• Aim of the task: Nothing in the entries may differ when you return them.
*** Block opens ***
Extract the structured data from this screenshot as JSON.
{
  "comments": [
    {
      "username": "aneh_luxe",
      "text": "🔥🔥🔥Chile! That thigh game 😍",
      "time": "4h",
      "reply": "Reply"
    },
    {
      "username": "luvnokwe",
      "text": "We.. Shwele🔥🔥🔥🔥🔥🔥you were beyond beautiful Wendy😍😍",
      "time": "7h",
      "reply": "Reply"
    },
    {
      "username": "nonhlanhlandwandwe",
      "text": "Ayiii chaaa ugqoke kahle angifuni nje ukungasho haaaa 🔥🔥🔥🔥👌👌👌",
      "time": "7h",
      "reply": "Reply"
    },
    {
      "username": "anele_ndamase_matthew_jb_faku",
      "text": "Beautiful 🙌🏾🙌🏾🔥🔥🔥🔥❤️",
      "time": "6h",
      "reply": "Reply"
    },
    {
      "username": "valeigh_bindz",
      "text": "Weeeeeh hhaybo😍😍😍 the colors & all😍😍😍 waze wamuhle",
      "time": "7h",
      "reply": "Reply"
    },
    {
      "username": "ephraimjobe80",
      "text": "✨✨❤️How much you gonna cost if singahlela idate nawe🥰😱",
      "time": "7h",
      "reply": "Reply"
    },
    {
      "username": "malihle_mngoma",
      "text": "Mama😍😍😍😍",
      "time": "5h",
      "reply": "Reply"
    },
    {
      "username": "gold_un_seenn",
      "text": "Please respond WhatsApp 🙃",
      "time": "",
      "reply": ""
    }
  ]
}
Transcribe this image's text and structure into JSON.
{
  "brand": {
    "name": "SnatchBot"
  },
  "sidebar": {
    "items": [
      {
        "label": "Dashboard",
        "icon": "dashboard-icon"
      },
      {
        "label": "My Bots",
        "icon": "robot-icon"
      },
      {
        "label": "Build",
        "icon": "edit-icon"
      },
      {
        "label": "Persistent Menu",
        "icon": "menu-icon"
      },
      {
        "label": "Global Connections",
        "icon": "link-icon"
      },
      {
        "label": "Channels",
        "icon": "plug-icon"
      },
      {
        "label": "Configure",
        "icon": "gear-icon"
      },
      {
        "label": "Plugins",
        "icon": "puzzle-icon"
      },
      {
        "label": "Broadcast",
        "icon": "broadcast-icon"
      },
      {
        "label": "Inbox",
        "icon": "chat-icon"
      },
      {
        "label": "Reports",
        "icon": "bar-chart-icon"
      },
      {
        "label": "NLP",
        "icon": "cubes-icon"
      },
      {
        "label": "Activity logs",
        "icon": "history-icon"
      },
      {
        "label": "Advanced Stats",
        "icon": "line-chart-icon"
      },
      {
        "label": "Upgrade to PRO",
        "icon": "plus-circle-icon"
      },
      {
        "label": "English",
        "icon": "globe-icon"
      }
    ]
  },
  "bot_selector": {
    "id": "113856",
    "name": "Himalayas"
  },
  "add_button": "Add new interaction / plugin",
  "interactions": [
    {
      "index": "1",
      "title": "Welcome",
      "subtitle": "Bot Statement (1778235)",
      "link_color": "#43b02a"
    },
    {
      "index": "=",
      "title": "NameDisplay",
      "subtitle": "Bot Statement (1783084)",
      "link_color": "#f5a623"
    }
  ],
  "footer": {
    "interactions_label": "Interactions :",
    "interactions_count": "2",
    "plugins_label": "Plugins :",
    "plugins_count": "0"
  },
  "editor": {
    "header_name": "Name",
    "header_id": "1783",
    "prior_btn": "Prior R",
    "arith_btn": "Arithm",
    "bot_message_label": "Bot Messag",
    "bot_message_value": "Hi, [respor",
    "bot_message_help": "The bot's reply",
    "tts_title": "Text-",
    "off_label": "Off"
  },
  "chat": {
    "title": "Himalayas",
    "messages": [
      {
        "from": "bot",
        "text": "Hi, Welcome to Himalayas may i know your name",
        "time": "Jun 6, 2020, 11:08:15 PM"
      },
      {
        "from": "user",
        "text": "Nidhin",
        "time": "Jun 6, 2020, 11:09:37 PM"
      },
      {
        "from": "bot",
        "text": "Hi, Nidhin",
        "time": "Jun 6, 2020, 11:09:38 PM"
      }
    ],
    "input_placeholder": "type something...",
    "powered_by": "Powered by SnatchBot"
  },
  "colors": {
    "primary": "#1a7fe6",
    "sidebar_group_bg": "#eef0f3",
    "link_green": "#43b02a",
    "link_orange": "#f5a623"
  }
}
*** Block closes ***
• Task answer:
Extract the structured data from this screenshot as JSON.
{
  "comments": [
    {
      "username": "aneh_luxe",
      "text": "🔥🔥🔥Chile! That thigh game 😍",
      "time": "4h",
      "reply": "Reply"
    },
    {
      "username": "luvnokwe",
      "text": "We.. Shwele🔥🔥🔥🔥🔥🔥you were beyond beautiful Wendy😍😍",
      "time": "7h",
      "reply": "Reply"
    },
    {
      "username": "nonhlanhlandwandwe",
      "text": "Ayiii chaaa ugqoke kahle angifuni nje ukungasho haaaa 🔥🔥🔥🔥👌👌👌",
      "time": "7h",
      "reply": "Reply"
    },
    {
      "username": "anele_ndamase_matthew_jb_faku",
      "text": "Beautiful 🙌🏾🙌🏾🔥🔥🔥🔥❤️",
      "time": "6h",
      "reply": "Reply"
    },
    {
      "username": "valeigh_bindz",
      "text": "Weeeeeh hhaybo😍😍😍 the colors & all😍😍😍 waze wamuhle",
      "time": "7h",
      "reply": "Reply"
    },
    {
      "username": "ephraimjobe80",
      "text": "✨✨❤️How much you gonna cost if singahlela idate nawe🥰😱",
      "time": "7h",
      "reply": "Reply"
    },
    {
      "username": "malihle_mngoma",
      "text": "Mama😍😍😍😍",
      "time": "5h",
      "reply": "Reply"
    },
    {
      "username": "gold_un_seenn",
      "text": "Please respond WhatsApp 🙃",
      "time": "",
      "reply": ""
    }
  ]
}
Transcribe this image's text and structure into JSON.
{
  "brand": {
    "name": "SnatchBot"
  },
  "sidebar": {
    "items": [
      {
        "label": "Dashboard",
        "icon": "dashboard-icon"
      },
      {
        "label": "My Bots",
        "icon": "robot-icon"
      },
      {
        "label": "Build",
        "icon": "edit-icon"
      },
      {
        "label": "Persistent Menu",
        "icon": "menu-icon"
      },
      {
        "label": "Global Connections",
        "icon": "link-icon"
      },
      {
        "label": "Channels",
        "icon": "plug-icon"
      },
      {
        "label": "Configure",
        "icon": "gear-icon"
      },
      {
        "label": "Plugins",
        "icon": "puzzle-icon"
      },
      {
        "label": "Broadcast",
        "icon": "broadcast-icon"
      },
      {
        "label": "Inbox",
        "icon": "chat-icon"
      },
      {
        "label": "Reports",
        "icon": "bar-chart-icon"
      },
      {
        "label": "NLP",
        "icon": "cubes-icon"
      },
      {
        "label": "Activity logs",
        "icon": "history-icon"
      },
      {
        "label": "Advanced Stats",
        "icon": "line-chart-icon"
      },
      {
        "label": "Upgrade to PRO",
        "icon": "plus-circle-icon"
      },
      {
        "label": "English",
        "icon": "globe-icon"
      }
    ]
  },
  "bot_selector": {
    "id": "113856",
    "name": "Himalayas"
  },
  "add_button": "Add new interaction / plugin",
  "interactions": [
    {
      "index": "1",
      "title": "Welcome",
      "subtitle": "Bot Statement (1778235)",
      "link_color": "#43b02a"
    },
    {
      "index": "=",
      "title": "NameDisplay",
      "subtitle": "Bot Statement (1783084)",
      "link_color": "#f5a623"
    }
  ],
  "footer": {
    "interactions_label": "Interactions :",
    "interactions_count": "2",
    "plugins_label": "Plugins :",
    "plugins_count": "0"
  },
  "editor": {
    "header_name": "Name",
    "header_id": "1783",
    "prior_btn": "Prior R",
    "arith_btn": "Arithm",
    "bot_message_label": "Bot Messag",
    "bot_message_value": "Hi, [respor",
    "bot_message_help": "The bot's reply",
    "tts_title": "Text-",
    "off_label": "Off"
  },
  "chat": {
    "title": "Himalayas",
    "messages": [
      {
        "from": "bot",
        "text": "Hi, Welcome to Himalayas may i know your name",
        "time": "Jun 6, 2020, 11:08:15 PM"
      },
      {
        "from": "user",
        "text": "Nidhin",
        "time": "Jun 6, 2020, 11:09:37 PM"
      },
      {
        "from": "bot",
        "text": "Hi, Nidhin",
        "time": "Jun 6, 2020, 11:09:38 PM"
      }
    ],
    "input_placeholder": "type something...",
    "powered_by": "Powered by SnatchBot"
  },
  "colors": {
    "primary": "#1a7fe6",
    "sidebar_group_bg": "#eef0f3",
    "link_green": "#43b02a",
    "link_orange": "#f5a623"
  }
}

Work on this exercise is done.